If you decide to bring someone with you, choose someone that you know and trust to protect your privacy and respect your decisions. Tell them in advance what you want them to do, such as take notes or just sit with you and listen.
See this page on How to Prepare for a Doctor’s Appointment from the National Institute on Aging to learn more about how to prepare to meet with your doctor.
If You Need Immediate Medical Assistance
If you are having an emergency, call 911 right away.
If you’re sick or injured but not afraid for your life, you can visit an Care that you get for a sudden illness or injury that is not life threatening. If it is not safe to wait until you can get care from a provider in your health plan’s network, the plan will pay for the care. clinic. Some commercial pharmacies also offer walk-in clinics for minor illnesses and injuries. Call ahead to make sure the clinic accepts your A type of insurance that pays for some or all of your medical expenses.

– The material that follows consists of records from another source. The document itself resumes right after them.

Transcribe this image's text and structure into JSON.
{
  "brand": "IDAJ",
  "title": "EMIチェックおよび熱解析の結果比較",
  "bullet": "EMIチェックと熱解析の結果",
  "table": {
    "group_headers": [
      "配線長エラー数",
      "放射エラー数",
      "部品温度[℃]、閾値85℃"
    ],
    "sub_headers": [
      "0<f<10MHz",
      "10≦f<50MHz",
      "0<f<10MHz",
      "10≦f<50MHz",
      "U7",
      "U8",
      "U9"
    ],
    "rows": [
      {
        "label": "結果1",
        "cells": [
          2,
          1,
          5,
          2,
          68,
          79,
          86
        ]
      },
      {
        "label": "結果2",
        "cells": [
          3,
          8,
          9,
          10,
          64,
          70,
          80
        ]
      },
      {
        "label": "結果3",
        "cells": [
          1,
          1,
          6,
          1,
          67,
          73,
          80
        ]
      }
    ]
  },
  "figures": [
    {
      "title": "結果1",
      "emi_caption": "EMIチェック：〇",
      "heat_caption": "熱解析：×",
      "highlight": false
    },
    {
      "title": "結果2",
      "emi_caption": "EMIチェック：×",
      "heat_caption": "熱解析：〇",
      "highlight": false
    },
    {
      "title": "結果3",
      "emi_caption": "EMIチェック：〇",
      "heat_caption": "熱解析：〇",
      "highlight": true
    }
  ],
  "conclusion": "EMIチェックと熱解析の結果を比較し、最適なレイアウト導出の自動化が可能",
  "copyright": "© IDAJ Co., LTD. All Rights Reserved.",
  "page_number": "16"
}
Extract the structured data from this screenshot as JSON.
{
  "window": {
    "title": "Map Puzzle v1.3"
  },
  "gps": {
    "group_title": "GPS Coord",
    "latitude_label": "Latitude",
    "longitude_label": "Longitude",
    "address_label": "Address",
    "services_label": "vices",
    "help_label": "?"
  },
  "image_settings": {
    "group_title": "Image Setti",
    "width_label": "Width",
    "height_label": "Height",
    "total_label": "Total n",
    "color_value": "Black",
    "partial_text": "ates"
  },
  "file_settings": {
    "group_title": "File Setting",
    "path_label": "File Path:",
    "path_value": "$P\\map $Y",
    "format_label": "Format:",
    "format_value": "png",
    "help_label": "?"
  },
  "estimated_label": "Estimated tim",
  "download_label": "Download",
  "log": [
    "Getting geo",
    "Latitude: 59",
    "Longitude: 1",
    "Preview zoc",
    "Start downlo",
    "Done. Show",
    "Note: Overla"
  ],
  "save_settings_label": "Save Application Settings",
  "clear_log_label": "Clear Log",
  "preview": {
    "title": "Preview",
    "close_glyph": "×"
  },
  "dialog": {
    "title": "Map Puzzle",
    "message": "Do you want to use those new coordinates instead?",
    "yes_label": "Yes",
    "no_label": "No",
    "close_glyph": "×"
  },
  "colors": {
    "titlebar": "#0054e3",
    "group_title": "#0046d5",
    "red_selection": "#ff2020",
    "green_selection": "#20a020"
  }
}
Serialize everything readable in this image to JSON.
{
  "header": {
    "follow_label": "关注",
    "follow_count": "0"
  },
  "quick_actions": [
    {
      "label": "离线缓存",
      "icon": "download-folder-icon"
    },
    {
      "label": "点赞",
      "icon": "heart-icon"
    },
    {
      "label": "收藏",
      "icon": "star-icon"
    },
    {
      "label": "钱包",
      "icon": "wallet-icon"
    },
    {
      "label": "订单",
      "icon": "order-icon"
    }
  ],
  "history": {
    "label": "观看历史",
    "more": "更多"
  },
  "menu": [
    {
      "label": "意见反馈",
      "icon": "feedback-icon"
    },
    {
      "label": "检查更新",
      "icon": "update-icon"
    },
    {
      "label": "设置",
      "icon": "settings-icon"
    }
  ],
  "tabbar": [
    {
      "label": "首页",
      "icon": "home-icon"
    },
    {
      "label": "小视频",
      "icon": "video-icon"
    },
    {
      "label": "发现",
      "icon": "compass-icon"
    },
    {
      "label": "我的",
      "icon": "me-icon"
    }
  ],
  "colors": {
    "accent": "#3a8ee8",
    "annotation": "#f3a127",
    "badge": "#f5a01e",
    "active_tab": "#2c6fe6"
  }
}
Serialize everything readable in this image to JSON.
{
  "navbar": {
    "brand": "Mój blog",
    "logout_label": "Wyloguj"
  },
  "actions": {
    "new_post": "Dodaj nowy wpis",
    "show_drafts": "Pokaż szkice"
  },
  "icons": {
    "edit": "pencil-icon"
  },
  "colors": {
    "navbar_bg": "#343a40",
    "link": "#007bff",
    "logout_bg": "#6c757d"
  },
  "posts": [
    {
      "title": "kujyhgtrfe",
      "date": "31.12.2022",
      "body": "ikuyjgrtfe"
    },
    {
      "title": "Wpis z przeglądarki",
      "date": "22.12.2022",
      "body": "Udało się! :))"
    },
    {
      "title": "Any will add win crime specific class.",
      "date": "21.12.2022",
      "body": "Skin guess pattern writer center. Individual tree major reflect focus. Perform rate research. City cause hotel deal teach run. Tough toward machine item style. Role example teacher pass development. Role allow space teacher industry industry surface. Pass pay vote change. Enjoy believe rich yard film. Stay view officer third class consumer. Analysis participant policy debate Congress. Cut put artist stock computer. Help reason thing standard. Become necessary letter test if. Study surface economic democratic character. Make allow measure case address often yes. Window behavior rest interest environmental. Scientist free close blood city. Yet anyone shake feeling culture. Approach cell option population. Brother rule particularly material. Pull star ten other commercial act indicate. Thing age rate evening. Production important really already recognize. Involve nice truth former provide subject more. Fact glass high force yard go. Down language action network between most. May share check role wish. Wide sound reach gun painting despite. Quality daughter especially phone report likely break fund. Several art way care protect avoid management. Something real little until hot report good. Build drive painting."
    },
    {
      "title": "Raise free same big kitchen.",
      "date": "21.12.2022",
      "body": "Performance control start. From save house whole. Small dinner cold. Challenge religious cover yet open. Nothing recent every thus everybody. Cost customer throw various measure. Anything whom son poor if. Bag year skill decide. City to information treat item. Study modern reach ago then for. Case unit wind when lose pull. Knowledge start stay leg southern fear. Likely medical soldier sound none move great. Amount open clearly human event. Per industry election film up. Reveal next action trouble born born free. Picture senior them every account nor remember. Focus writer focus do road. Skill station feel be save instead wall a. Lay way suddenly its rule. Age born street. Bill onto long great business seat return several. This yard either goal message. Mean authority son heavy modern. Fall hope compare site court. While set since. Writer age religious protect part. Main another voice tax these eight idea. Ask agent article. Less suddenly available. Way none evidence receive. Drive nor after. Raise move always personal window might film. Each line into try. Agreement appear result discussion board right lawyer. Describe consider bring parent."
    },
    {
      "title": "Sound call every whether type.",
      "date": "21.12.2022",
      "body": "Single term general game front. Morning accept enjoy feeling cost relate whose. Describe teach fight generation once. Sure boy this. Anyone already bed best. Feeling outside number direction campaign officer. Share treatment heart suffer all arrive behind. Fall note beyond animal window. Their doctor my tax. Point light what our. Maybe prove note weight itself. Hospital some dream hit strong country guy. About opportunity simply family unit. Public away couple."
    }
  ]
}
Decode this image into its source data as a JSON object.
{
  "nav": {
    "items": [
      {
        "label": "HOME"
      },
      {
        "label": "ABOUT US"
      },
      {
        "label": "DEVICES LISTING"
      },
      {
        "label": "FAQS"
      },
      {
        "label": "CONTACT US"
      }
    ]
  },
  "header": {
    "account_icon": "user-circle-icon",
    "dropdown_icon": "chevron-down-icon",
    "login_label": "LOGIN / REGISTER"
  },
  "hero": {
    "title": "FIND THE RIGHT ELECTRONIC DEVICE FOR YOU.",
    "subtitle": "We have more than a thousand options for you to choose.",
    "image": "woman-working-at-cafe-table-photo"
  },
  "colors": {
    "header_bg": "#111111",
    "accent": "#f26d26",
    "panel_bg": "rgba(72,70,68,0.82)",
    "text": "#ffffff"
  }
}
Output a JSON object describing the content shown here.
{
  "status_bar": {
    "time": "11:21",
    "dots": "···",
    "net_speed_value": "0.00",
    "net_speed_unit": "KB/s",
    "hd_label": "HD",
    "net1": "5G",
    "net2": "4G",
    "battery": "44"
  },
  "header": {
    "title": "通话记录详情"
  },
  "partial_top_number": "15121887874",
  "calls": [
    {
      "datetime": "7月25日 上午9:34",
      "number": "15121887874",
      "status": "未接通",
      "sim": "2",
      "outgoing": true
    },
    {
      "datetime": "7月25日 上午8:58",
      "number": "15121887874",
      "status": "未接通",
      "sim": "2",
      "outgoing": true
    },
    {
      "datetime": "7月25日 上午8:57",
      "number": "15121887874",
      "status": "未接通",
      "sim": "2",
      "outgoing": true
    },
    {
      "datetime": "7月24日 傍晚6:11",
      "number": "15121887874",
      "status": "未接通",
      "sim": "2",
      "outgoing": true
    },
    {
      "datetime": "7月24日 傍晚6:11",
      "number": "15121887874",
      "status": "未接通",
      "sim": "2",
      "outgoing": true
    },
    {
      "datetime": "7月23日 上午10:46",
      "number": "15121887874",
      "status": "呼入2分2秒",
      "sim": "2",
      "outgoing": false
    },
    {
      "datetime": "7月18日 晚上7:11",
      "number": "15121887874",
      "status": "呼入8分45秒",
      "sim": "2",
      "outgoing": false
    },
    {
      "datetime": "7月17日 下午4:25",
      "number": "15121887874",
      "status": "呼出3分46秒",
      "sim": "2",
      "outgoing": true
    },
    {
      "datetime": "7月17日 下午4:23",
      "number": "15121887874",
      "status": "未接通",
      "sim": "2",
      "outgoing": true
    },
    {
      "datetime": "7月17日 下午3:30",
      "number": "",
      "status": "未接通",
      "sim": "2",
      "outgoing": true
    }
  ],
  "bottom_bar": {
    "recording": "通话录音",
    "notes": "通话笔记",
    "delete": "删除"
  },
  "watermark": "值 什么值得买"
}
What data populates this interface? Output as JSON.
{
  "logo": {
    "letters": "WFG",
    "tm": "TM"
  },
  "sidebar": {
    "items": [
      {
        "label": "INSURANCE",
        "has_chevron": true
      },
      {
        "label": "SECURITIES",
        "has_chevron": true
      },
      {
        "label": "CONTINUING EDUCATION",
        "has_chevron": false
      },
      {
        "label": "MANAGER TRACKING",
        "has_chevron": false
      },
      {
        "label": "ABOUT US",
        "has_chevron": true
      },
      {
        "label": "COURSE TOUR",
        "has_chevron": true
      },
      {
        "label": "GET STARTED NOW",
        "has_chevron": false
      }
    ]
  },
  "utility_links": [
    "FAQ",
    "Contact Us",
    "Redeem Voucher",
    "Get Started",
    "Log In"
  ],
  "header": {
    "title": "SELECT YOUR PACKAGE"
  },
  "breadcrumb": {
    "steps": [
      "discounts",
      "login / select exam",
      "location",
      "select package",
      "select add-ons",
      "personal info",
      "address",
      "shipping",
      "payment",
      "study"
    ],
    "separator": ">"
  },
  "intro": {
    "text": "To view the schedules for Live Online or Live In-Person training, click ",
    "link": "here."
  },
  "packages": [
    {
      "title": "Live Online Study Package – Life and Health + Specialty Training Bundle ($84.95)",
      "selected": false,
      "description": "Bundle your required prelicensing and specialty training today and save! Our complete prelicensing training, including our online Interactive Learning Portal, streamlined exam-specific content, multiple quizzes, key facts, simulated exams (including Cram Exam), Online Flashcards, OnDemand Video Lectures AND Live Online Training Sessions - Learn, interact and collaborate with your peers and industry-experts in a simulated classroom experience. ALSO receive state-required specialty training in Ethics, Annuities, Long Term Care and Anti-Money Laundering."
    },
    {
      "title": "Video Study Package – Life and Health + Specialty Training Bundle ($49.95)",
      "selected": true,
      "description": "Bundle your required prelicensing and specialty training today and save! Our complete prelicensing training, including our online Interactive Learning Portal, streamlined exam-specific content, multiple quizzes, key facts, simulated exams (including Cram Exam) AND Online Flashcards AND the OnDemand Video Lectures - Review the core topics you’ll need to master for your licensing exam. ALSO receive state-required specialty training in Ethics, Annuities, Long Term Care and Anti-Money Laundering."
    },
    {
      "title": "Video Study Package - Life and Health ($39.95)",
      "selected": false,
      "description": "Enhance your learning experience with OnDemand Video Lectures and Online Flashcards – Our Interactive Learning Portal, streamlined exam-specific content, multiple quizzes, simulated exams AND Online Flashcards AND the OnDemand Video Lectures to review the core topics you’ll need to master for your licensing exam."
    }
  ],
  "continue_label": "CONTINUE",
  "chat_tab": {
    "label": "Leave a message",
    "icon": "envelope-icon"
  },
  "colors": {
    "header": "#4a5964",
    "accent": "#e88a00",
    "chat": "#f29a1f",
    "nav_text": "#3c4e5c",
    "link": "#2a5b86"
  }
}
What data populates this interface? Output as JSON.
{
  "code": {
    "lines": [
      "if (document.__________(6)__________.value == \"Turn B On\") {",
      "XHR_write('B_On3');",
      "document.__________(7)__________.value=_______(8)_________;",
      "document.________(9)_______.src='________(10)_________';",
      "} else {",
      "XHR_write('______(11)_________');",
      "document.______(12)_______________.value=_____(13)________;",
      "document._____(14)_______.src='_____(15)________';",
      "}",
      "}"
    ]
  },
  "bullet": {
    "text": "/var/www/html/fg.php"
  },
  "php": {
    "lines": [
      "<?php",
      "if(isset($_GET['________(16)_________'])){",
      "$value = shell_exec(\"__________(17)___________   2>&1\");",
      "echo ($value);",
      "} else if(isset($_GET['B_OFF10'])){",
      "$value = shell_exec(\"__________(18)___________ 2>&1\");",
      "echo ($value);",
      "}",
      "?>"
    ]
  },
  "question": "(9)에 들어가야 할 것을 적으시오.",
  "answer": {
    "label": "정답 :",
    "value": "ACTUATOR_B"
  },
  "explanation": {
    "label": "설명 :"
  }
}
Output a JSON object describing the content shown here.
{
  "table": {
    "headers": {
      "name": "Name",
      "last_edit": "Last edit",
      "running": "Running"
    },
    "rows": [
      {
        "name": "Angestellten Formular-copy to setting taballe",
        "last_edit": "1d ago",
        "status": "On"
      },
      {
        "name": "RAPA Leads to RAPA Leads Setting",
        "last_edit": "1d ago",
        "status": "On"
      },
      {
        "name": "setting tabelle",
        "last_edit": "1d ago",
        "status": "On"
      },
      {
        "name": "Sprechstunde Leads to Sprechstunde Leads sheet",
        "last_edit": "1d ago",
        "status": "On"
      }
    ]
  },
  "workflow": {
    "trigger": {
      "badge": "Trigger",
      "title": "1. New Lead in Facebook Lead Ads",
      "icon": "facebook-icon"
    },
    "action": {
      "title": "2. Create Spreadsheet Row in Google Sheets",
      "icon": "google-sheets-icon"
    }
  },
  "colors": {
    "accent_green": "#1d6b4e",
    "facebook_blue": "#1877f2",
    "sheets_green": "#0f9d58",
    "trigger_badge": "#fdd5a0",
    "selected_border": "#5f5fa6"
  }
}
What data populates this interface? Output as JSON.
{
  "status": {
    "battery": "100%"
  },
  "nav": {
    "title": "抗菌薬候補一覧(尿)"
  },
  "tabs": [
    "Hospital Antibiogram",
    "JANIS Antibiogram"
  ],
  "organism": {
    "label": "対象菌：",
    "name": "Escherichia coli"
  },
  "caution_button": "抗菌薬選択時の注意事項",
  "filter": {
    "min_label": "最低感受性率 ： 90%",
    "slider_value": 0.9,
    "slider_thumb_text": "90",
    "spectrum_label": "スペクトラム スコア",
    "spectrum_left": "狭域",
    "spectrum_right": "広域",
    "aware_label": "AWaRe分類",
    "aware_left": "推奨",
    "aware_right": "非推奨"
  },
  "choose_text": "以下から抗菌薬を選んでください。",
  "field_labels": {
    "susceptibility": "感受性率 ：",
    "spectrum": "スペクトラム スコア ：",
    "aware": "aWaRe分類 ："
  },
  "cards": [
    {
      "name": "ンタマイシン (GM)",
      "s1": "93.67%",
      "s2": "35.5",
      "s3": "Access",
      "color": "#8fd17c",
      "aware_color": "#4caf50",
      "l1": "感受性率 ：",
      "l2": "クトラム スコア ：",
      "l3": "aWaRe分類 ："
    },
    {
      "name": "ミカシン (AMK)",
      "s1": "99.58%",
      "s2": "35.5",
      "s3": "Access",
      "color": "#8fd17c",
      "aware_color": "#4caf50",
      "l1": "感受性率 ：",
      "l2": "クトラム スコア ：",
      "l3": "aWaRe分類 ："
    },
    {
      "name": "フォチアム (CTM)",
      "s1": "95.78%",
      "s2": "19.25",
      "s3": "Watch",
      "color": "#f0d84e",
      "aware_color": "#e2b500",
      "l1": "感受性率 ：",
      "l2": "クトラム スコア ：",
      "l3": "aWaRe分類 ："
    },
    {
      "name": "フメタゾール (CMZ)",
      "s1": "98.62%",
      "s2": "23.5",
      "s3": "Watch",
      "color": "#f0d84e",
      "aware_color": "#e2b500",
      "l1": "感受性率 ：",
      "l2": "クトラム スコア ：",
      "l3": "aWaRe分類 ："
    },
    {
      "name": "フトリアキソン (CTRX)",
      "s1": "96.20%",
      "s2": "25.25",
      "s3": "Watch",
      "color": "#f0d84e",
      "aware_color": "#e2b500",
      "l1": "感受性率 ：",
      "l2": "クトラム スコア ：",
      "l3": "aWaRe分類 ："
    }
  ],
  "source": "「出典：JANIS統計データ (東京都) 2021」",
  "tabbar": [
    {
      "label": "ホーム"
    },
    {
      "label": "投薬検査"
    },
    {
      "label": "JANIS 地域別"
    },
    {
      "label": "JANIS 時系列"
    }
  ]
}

. Be prepared to wait minutes to a few hours to be seen.
If you receive care at a non-IHS facility or at an IHS facility outside of your CHSDA, you must notify PRC within 72 hours and PRC must deem the care to have been This refers to care or equipment that your doctor has prescribed to treat an illness or condition. to cover the cost of your care. If you are age 65 or older, or you are physically or mentally disabled, you have up to 30 days to notify PRC of emergency care received at a non-IHS facility.
If You're Having Trouble Getting an Appointment
If you need a non-urgent appointment, be persistent and keep calling. Make sure you call during the provider’s business hours. If you get a voicemail message, it will usually include business hours. If you get a voicemail, clearly state your name and phone number, and say that you need to be seen immediately.
If you still can’t get an appointment, consider switching providers.
If you have a A health professional who practices general medicine and helps to coordinate all the different kinds of care you may need., they can help you make an appointment with another provider or refer you to a new provider.
Healthcare Provider Issues
Issues can arise from communication challenges, feeling disrespected, or not feeling comfortable. You can switch providers for any reason, but if you prefer not to, you can talk to the provider directly, or to a staff member or the facility administrators. Remember: you are in charge of your health care and you have the right to ask for what you need.